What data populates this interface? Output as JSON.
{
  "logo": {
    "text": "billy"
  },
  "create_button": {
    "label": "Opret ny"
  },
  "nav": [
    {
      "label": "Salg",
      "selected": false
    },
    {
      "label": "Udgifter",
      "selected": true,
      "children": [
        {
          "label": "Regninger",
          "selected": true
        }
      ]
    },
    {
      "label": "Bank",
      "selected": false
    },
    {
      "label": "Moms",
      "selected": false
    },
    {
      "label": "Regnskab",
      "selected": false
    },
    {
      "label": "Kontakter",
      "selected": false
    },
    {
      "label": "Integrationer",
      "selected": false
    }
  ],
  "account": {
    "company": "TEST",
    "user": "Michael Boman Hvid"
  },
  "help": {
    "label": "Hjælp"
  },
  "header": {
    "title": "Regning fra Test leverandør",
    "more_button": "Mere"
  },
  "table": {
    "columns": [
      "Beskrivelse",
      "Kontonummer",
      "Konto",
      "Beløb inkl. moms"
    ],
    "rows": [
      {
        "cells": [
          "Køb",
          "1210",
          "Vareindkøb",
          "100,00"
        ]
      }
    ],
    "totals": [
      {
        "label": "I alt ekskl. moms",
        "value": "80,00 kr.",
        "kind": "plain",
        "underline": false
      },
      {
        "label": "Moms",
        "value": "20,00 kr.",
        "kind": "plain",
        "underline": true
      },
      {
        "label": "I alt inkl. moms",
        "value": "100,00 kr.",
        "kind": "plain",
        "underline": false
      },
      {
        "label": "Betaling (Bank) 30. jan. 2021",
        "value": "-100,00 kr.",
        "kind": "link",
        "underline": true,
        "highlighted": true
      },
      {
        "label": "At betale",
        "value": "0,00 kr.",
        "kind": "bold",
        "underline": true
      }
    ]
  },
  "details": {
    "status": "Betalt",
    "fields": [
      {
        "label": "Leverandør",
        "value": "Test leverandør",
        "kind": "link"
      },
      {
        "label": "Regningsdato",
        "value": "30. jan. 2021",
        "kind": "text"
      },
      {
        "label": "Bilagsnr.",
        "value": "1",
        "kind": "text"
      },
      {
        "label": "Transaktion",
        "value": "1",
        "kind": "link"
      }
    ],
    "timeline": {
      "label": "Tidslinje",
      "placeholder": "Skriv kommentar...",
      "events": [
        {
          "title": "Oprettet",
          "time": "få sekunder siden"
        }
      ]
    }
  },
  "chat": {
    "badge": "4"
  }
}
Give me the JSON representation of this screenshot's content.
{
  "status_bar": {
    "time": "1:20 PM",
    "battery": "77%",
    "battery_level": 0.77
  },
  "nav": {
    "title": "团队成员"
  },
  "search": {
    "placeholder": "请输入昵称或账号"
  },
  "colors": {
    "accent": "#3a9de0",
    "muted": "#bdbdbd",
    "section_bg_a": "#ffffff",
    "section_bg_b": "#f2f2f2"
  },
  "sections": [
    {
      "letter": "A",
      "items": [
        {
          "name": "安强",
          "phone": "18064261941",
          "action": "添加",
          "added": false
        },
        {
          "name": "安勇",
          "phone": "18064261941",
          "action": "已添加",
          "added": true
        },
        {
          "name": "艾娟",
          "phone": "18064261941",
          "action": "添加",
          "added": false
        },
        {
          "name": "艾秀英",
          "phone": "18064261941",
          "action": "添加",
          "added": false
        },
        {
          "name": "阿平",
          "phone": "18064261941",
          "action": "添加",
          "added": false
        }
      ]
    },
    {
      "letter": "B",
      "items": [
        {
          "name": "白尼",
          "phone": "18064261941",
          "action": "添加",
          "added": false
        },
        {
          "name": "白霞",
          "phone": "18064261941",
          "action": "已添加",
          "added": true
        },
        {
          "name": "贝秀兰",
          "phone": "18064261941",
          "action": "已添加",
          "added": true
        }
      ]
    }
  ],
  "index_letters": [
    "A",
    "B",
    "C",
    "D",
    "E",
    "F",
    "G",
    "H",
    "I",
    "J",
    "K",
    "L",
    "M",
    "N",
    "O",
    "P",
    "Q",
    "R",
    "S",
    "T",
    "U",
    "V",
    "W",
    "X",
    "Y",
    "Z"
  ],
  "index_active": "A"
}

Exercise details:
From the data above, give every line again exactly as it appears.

Task result:
What data populates this interface? Output as JSON.
{
  "logo": {
    "text": "billy"
  },
  "create_button": {
    "label": "Opret ny"
  },
  "nav": [
    {
      "label": "Salg",
      "selected": false
    },
    {
      "label": "Udgifter",
      "selected": true,
      "children": [
        {
          "label": "Regninger",
          "selected": true
        }
      ]
    },
    {
      "label": "Bank",
      "selected": false
    },
    {
      "label": "Moms",
      "selected": false
    },
    {
      "label": "Regnskab",
      "selected": false
    },
    {
      "label": "Kontakter",
      "selected": false
    },
    {
      "label": "Integrationer",
      "selected": false
    }
  ],
  "account": {
    "company": "TEST",
    "user": "Michael Boman Hvid"
  },
  "help": {
    "label": "Hjælp"
  },
  "header": {
    "title": "Regning fra Test leverandør",
    "more_button": "Mere"
  },
  "table": {
    "columns": [
      "Beskrivelse",
      "Kontonummer",
      "Konto",
      "Beløb inkl. moms"
    ],
    "rows": [
      {
        "cells": [
          "Køb",
          "1210",
          "Vareindkøb",
          "100,00"
        ]
      }
    ],
    "totals": [
      {
        "label": "I alt ekskl. moms",
        "value": "80,00 kr.",
        "kind": "plain",
        "underline": false
      },
      {
        "label": "Moms",
        "value": "20,00 kr.",
        "kind": "plain",
        "underline": true
      },
      {
        "label": "I alt inkl. moms",
        "value": "100,00 kr.",
        "kind": "plain",
        "underline": false
      },
      {
        "label": "Betaling (Bank) 30. jan. 2021",
        "value": "-100,00 kr.",
        "kind": "link",
        "underline": true,
        "highlighted": true
      },
      {
        "label": "At betale",
        "value": "0,00 kr.",
        "kind": "bold",
        "underline": true
      }
    ]
  },
  "details": {
    "status": "Betalt",
    "fields": [
      {
        "label": "Leverandør",
        "value": "Test leverandør",
        "kind": "link"
      },
      {
        "label": "Regningsdato",
        "value": "30. jan. 2021",
        "kind": "text"
      },
      {
        "label": "Bilagsnr.",
        "value": "1",
        "kind": "text"
      },
      {
        "label": "Transaktion",
        "value": "1",
        "kind": "link"
      }
    ],
    "timeline": {
      "label": "Tidslinje",
      "placeholder": "Skriv kommentar...",
      "events": [
        {
          "title": "Oprettet",
          "time": "få sekunder siden"
        }
      ]
    }
  },
  "chat": {
    "badge": "4"
  }
}
Give me the JSON representation of this screenshot's content.
{
  "status_bar": {
    "time": "1:20 PM",
    "battery": "77%",
    "battery_level": 0.77
  },
  "nav": {
    "title": "团队成员"
  },
  "search": {
    "placeholder": "请输入昵称或账号"
  },
  "colors": {
    "accent": "#3a9de0",
    "muted": "#bdbdbd",
    "section_bg_a": "#ffffff",
    "section_bg_b": "#f2f2f2"
  },
  "sections": [
    {
      "letter": "A",
      "items": [
        {
          "name": "安强",
          "phone": "18064261941",
          "action": "添加",
          "added": false
        },
        {
          "name": "安勇",
          "phone": "18064261941",
          "action": "已添加",
          "added": true
        },
        {
          "name": "艾娟",
          "phone": "18064261941",
          "action": "添加",
          "added": false
        },
        {
          "name": "艾秀英",
          "phone": "18064261941",
          "action": "添加",
          "added": false
        },
        {
          "name": "阿平",
          "phone": "18064261941",
          "action": "添加",
          "added": false
        }
      ]
    },
    {
      "letter": "B",
      "items": [
        {
          "name": "白尼",
          "phone": "18064261941",
          "action": "添加",
          "added": false
        },
        {
          "name": "白霞",
          "phone": "18064261941",
          "action": "已添加",
          "added": true
        },
        {
          "name": "贝秀兰",
          "phone": "18064261941",
          "action": "已添加",
          "added": true
        }
      ]
    }
  ],
  "index_letters": [
    "A",
    "B",
    "C",
    "D",
    "E",
    "F",
    "G",
    "H",
    "I",
    "J",
    "K",
    "L",
    "M",
    "N",
    "O",
    "P",
    "Q",
    "R",
    "S",
    "T",
    "U",
    "V",
    "W",
    "X",
    "Y",
    "Z"
  ],
  "index_active": "A"
}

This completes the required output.